WHAT TO WORK ON:
Below are records; count the lines among them that include the string "name", and state only the number.

::::

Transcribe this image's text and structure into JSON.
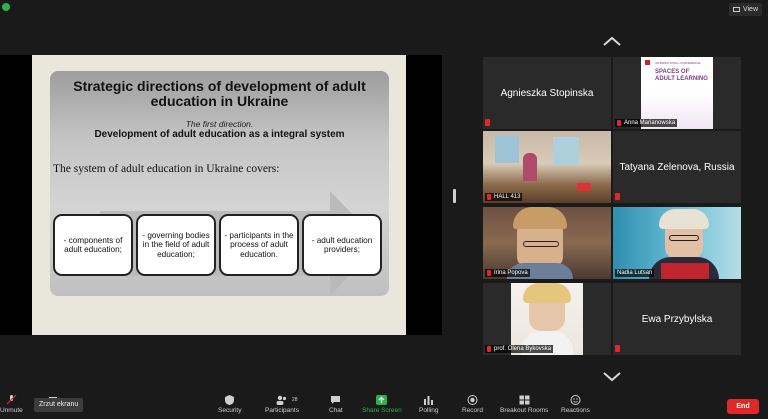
{
  "top": {
    "view_label": "View"
  },
  "slide": {
    "title": "Strategic directions of development of adult education in Ukraine",
    "subtitle": "The first direction.",
    "subtitle2": "Development of adult education as a integral system",
    "covers": "The system of adult education in Ukraine covers:",
    "boxes": [
      "- components of adult education;",
      "- governing bodies in the field of adult education;",
      "- participants in the process of adult education.",
      "- adult education providers;"
    ]
  },
  "gallery": {
    "participants": [
      {
        "name": "Agnieszka Stopinska",
        "muted": true,
        "video": false
      },
      {
        "name": "Anna Marianowska",
        "muted": true,
        "video": true
      },
      {
        "name": "HALL 413",
        "muted": true,
        "video": true
      },
      {
        "name": "Tatyana Zelenova, Russia",
        "muted": true,
        "video": false
      },
      {
        "name": "Irina Popova",
        "muted": true,
        "video": true
      },
      {
        "name": "Nadia Lutsan",
        "muted": false,
        "video": true
      },
      {
        "name": "prof. Olena Bykovska",
        "muted": true,
        "video": true
      },
      {
        "name": "Ewa Przybylska",
        "muted": true,
        "video": false
      }
    ],
    "conference_poster": {
      "line1": "INTERNATIONAL CONFERENCE",
      "line2": "SPACES OF",
      "line3": "ADULT LEARNING"
    }
  },
  "toolbar": {
    "unmute": "Unmute",
    "start_video": "Start Video",
    "tooltip": "Zrzut ekranu",
    "security": "Security",
    "participants": "Participants",
    "participants_count": "28",
    "chat": "Chat",
    "share_screen": "Share Screen",
    "polling": "Polling",
    "record": "Record",
    "breakout_rooms": "Breakout Rooms",
    "reactions": "Reactions",
    "end": "End"
  },
  "colors": {
    "end": "#e02828",
    "share_green": "#2bb24c",
    "active_speaker": "#9ee25a",
    "poster_purple": "#7a3d8f"
  }
}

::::

OUTPUT:
8